While I’m glad that Canadian politicians, and particularly the Liberal and New Democratic parties, are focused on moving benefits from the wealthiest people in Canada to people of more moderate means, I find this heavy focus on the middle class to be a challenge when it comes to casting my ballot.
Because I am not one of those who struggles with middle class issues. I am Canada’s hidden poverty problem. I am the working poor.
In my entire adult life, I have never seen the right side of the LICO ? the Low Income Cut Off, which Statistics Canada defines as the threshold “below which a family will likely devote a larger share of its income on the necessities of food, shelter and clothing than the average family.” That’s a complicated way of saying that those of us below the LICO spend the vast majority, if not all, of our money on things that are necessary, and have little, if any, left for things that are extra.
Over the past ten years, I’ve worked incredibly hard as full-time parent, first while trapped in an abusive relationship, and subsequently, while on my own. I have worked hard to be able to finish my post-secondary credentials. I’ve worked hard at my full-time employment, which I’ve been lucky has been fairly flexible around my children’s schedules. And I’ve worked hard as a volunteer for social services organizations that aim to make my corner of the world a better place.
But despite all of my hard work, I am no further ahead now than I was ten years ago, except in terms of education and experience. My financial situation is worse, because the small raises I’ve achieved at work do not come near balancing out the tens of thousands of dollars of student loan debt I’ve incurred.
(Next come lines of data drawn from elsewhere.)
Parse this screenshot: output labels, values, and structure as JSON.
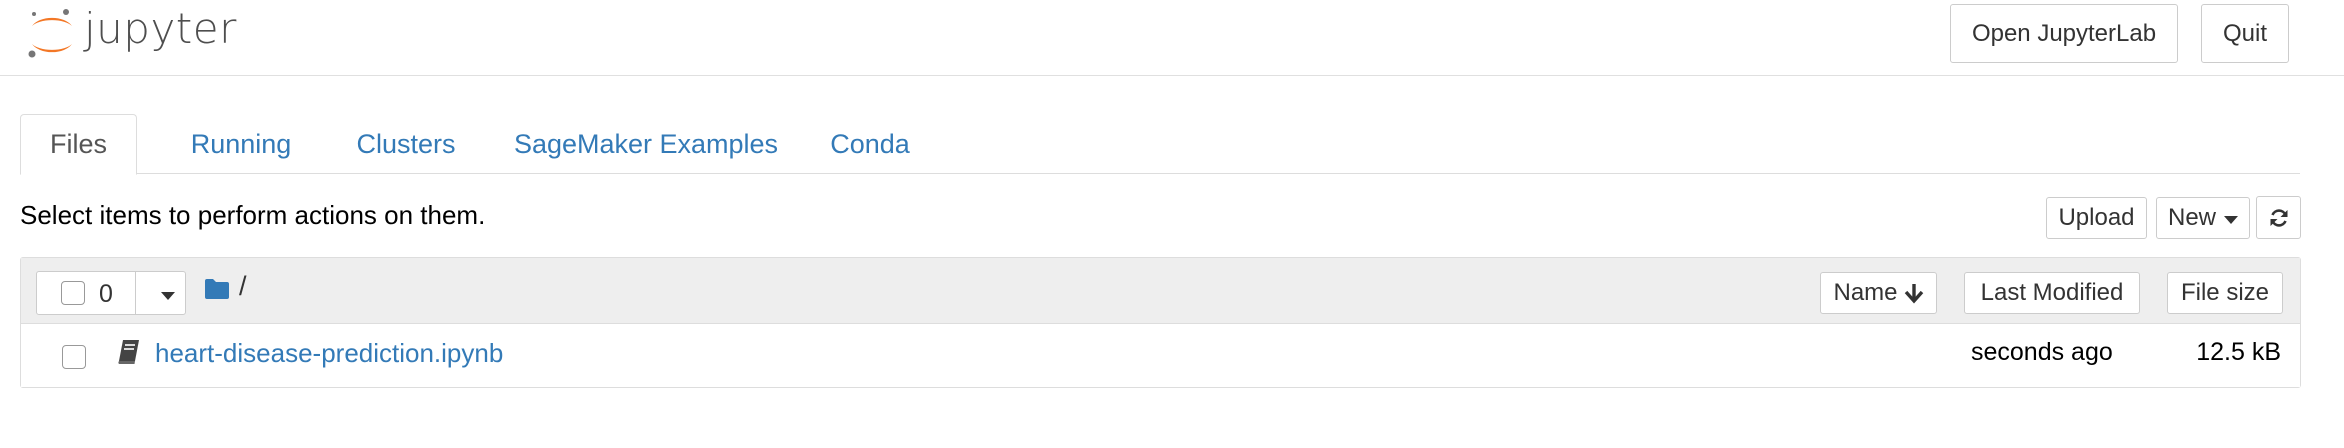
{
  "header": {
    "logo_text": "jupyter",
    "open_jupyterlab_label": "Open JupyterLab",
    "quit_label": "Quit"
  },
  "tabs": [
    {
      "label": "Files",
      "active": true
    },
    {
      "label": "Running",
      "active": false
    },
    {
      "label": "Clusters",
      "active": false
    },
    {
      "label": "SageMaker Examples",
      "active": false
    },
    {
      "label": "Conda",
      "active": false
    }
  ],
  "toolbar": {
    "instructions": "Select items to perform actions on them.",
    "upload_label": "Upload",
    "new_label": "New",
    "refresh_icon": "refresh-icon"
  },
  "list_header": {
    "selected_count": "0",
    "breadcrumb_root": "/",
    "sort_name_label": "Name",
    "sort_name_icon": "arrow-down-icon",
    "last_modified_label": "Last Modified",
    "file_size_label": "File size"
  },
  "files": [
    {
      "icon": "notebook-icon",
      "name": "heart-disease-prediction.ipynb",
      "modified": "seconds ago",
      "size": "12.5 kB"
    }
  ],
  "colors": {
    "link": "#337ab7",
    "logo_orange": "#f37726",
    "logo_gray": "#767677",
    "header_bg": "#eeeeee"
  }
}
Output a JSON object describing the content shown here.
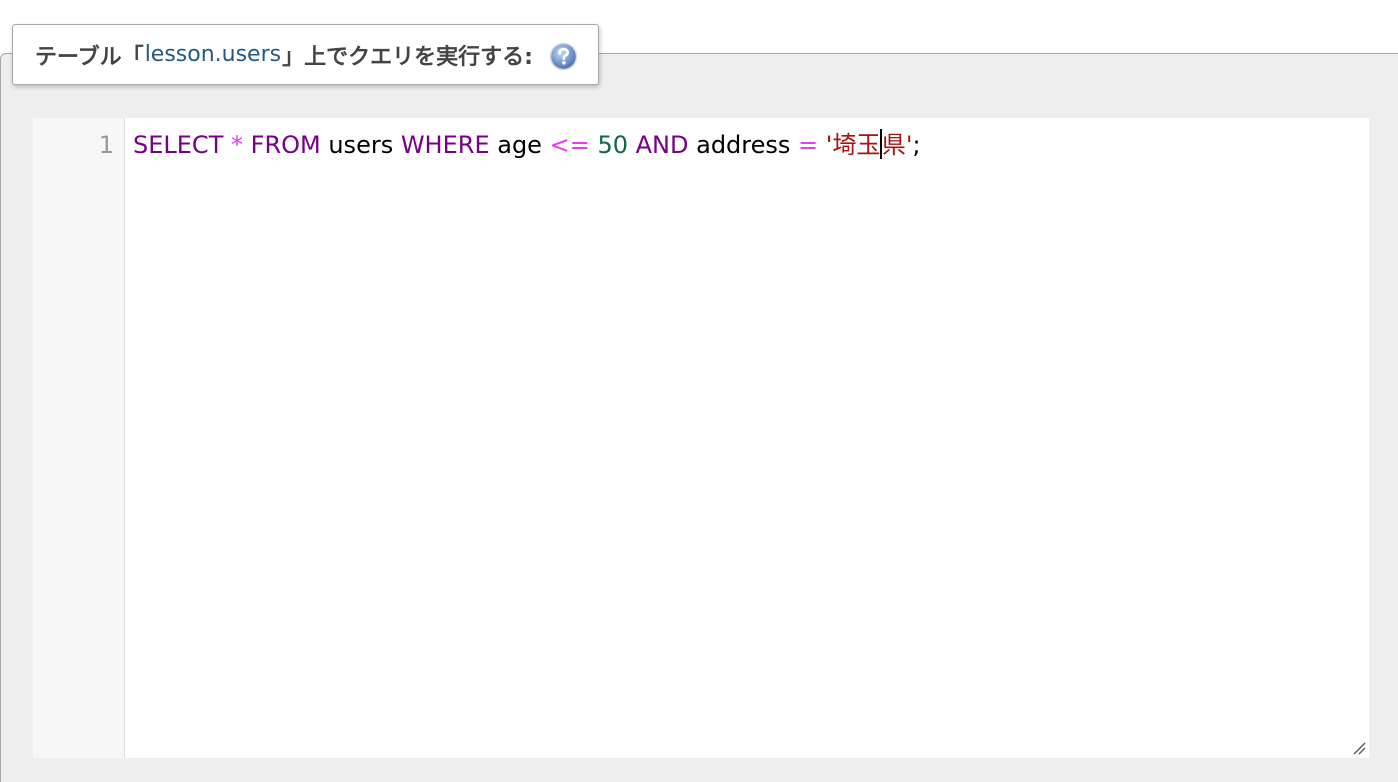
{
  "query_box": {
    "legend_prefix": "テーブル「",
    "table_name": "lesson.users",
    "legend_suffix": "」上でクエリを実行する:",
    "help_icon": "help-question-icon"
  },
  "editor": {
    "line_numbers": [
      "1"
    ],
    "code_tokens": [
      {
        "text": "SELECT",
        "type": "keyword"
      },
      {
        "text": " ",
        "type": "space"
      },
      {
        "text": "*",
        "type": "operator"
      },
      {
        "text": " ",
        "type": "space"
      },
      {
        "text": "FROM",
        "type": "keyword"
      },
      {
        "text": " users ",
        "type": "identifier"
      },
      {
        "text": "WHERE",
        "type": "keyword"
      },
      {
        "text": " age ",
        "type": "identifier"
      },
      {
        "text": "<=",
        "type": "operator"
      },
      {
        "text": " ",
        "type": "space"
      },
      {
        "text": "50",
        "type": "number"
      },
      {
        "text": " ",
        "type": "space"
      },
      {
        "text": "AND",
        "type": "keyword"
      },
      {
        "text": " address ",
        "type": "identifier"
      },
      {
        "text": "=",
        "type": "operator"
      },
      {
        "text": " ",
        "type": "space"
      },
      {
        "text": "'埼玉",
        "type": "string"
      },
      {
        "text": "県'",
        "type": "string"
      },
      {
        "text": ";",
        "type": "punctuation"
      }
    ],
    "colors": {
      "keyword": "#770088",
      "operator": "#e63cf5",
      "number": "#116644",
      "string": "#aa1111",
      "identifier": "#000000"
    }
  }
}
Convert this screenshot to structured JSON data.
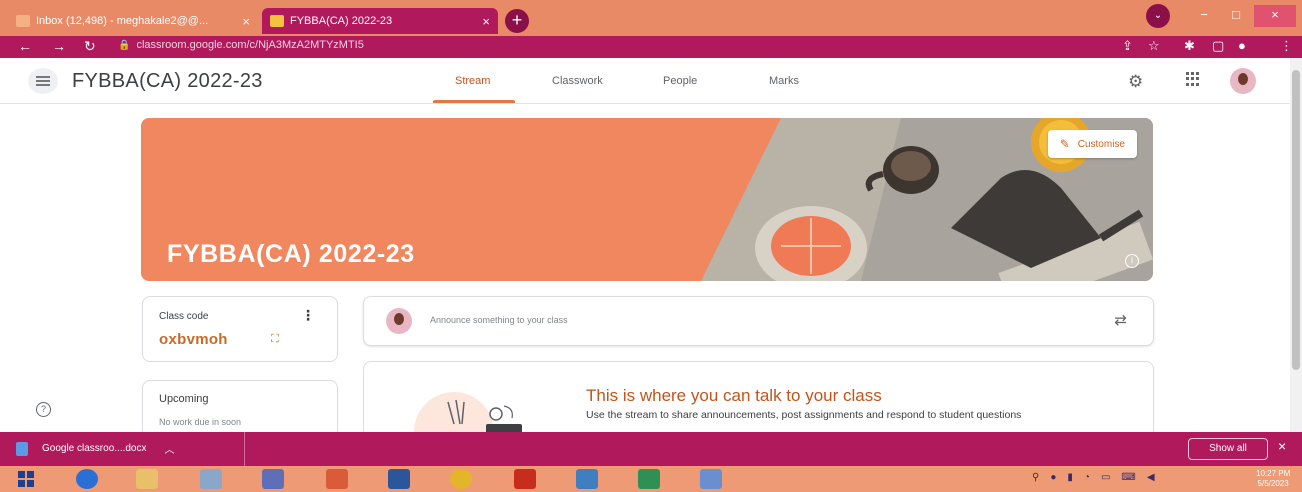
{
  "browser": {
    "tabs": [
      {
        "title": "Inbox (12,498) - meghakale2@@...",
        "close": "×"
      },
      {
        "title": "FYBBA(CA) 2022-23",
        "close": "×"
      }
    ],
    "new_tab": "+",
    "url": "classroom.google.com/c/NjA3MzA2MTYzMTI5",
    "window_controls": {
      "minimize": "−",
      "maximize": "□",
      "close": "×"
    }
  },
  "header": {
    "class_title": "FYBBA(CA) 2022-23",
    "tabs": [
      {
        "label": "Stream"
      },
      {
        "label": "Classwork"
      },
      {
        "label": "People"
      },
      {
        "label": "Marks"
      }
    ]
  },
  "banner": {
    "title": "FYBBA(CA) 2022-23",
    "customise_label": "Customise",
    "color": "#f1875f"
  },
  "class_code": {
    "label": "Class code",
    "value": "oxbvmoh"
  },
  "upcoming": {
    "label": "Upcoming",
    "subtext": "No work due in soon"
  },
  "announce": {
    "placeholder": "Announce something to your class"
  },
  "talk": {
    "title": "This is where you can talk to your class",
    "description": "Use the stream to share announcements, post assignments and respond to student questions"
  },
  "downloads": {
    "file_name": "Google classroo....docx",
    "show_all": "Show all",
    "close": "×"
  },
  "taskbar": {
    "time": "10:27 PM",
    "date": "5/5/2023"
  },
  "colors": {
    "accent": "#c2541c",
    "browser_frame": "#b0195c",
    "tabstrip": "#e98a66"
  }
}
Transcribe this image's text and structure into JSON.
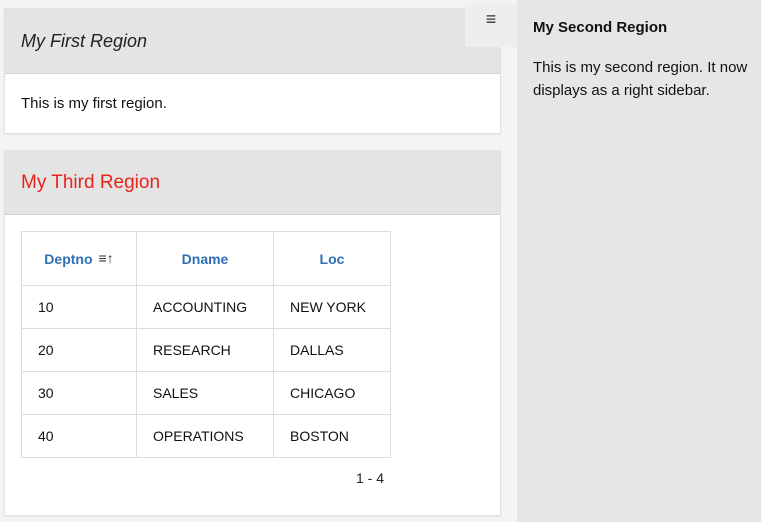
{
  "regions": {
    "first": {
      "title": "My First Region",
      "body": "This is my first region."
    },
    "second": {
      "title": "My Second Region",
      "body": "This is my second region. It now displays as a right sidebar."
    },
    "third": {
      "title": "My Third Region",
      "title_color": "#e8231a",
      "table": {
        "columns": [
          "Deptno",
          "Dname",
          "Loc"
        ],
        "sorted_column": "Deptno",
        "sort_icon": "sort-ascending-icon",
        "rows": [
          [
            "10",
            "ACCOUNTING",
            "NEW YORK"
          ],
          [
            "20",
            "RESEARCH",
            "DALLAS"
          ],
          [
            "30",
            "SALES",
            "CHICAGO"
          ],
          [
            "40",
            "OPERATIONS",
            "BOSTON"
          ]
        ]
      },
      "pagination": "1 - 4"
    }
  },
  "menu_toggle": {
    "icon": "hamburger-menu-icon"
  },
  "colors": {
    "link": "#2f6fb5",
    "sidebar_bg": "#e6e6e6",
    "main_bg": "#f4f4f4",
    "header_bg": "#e4e4e4"
  }
}
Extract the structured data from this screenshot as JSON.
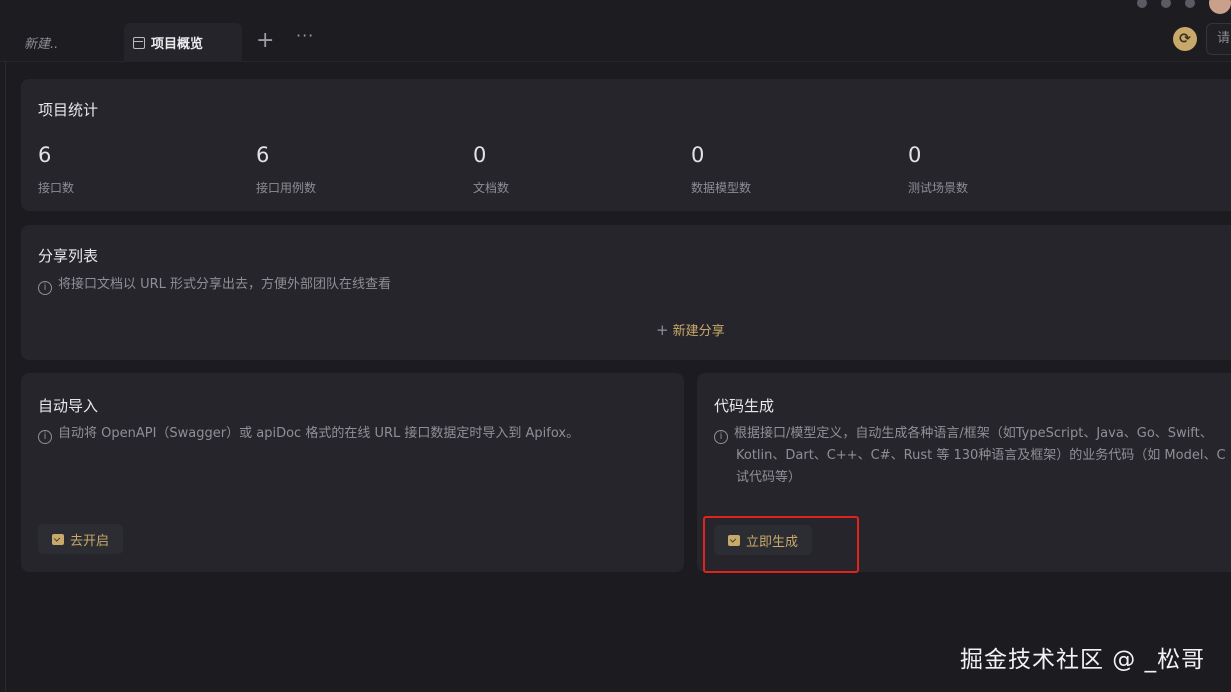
{
  "tabs": {
    "new_tab_label": "新建..",
    "active_tab_label": "项目概览",
    "add_tab": "+",
    "more": "···"
  },
  "search": {
    "placeholder": "请"
  },
  "stats": {
    "title": "项目统计",
    "items": [
      {
        "value": "6",
        "label": "接口数"
      },
      {
        "value": "6",
        "label": "接口用例数"
      },
      {
        "value": "0",
        "label": "文档数"
      },
      {
        "value": "0",
        "label": "数据模型数"
      },
      {
        "value": "0",
        "label": "测试场景数"
      }
    ]
  },
  "share": {
    "title": "分享列表",
    "info": "将接口文档以 URL 形式分享出去，方便外部团队在线查看",
    "new_share_label": "新建分享"
  },
  "auto_import": {
    "title": "自动导入",
    "info": "自动将 OpenAPI（Swagger）或 apiDoc 格式的在线 URL 接口数据定时导入到 Apifox。",
    "button_label": "去开启"
  },
  "codegen": {
    "title": "代码生成",
    "info_lines": [
      "根据接口/模型定义，自动生成各种语言/框架（如TypeScript、Java、Go、Swift、",
      "Kotlin、Dart、C++、C#、Rust 等 130种语言及框架）的业务代码（如 Model、C",
      "试代码等）"
    ],
    "button_label": "立即生成"
  },
  "watermark": "掘金技术社区 @ _松哥",
  "colors": {
    "accent": "#c9a96a",
    "highlight": "#e0231d",
    "background": "#1b1b20",
    "card": "#25252b"
  }
}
Believing that hard work and a good education will secure your future is, in my experience, about as reasonable as believing that eating an apple a day will prevent you from necessitating the services of a physician in perpetuity.
So as I go to the ballot-box this coming Monday, I’m faced with a number of candidates who all say they want to make life more fair for Canadians. At the same time, however, the parties these candidates belong to are all focusing on solving the problems of people whose income level I can only hope to one day attain.
I believe that to build a better Canada, our government needs to be committed to the best interests of all Canadians. Whichever party forms government after October 19th needs to remember that it is not only the middle class that they serve ? but also those of us whose hope and hard work has not yet enabled us to cross the poverty line.